*** Opening of Supplied data ***
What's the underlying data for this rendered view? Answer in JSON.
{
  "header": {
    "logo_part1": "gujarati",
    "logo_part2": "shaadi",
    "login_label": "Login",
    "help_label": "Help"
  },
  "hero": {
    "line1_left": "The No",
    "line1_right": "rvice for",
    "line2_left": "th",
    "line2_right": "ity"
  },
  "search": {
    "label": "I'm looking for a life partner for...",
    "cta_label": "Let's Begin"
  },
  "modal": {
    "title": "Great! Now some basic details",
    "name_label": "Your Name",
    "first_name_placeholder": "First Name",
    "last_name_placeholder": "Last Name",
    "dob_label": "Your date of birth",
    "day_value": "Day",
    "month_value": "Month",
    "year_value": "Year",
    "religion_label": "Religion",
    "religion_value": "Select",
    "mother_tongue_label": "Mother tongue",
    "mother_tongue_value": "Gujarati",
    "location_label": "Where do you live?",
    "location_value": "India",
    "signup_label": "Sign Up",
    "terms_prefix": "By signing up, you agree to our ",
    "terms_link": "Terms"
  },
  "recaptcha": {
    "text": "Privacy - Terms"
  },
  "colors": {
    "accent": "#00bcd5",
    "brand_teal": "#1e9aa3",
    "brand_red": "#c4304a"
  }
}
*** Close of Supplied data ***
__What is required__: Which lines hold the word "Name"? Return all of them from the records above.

__Written solution__:
    "name_label": "Your Name",
    "first_name_placeholder": "First Name",
    "last_name_placeholder": "Last Name",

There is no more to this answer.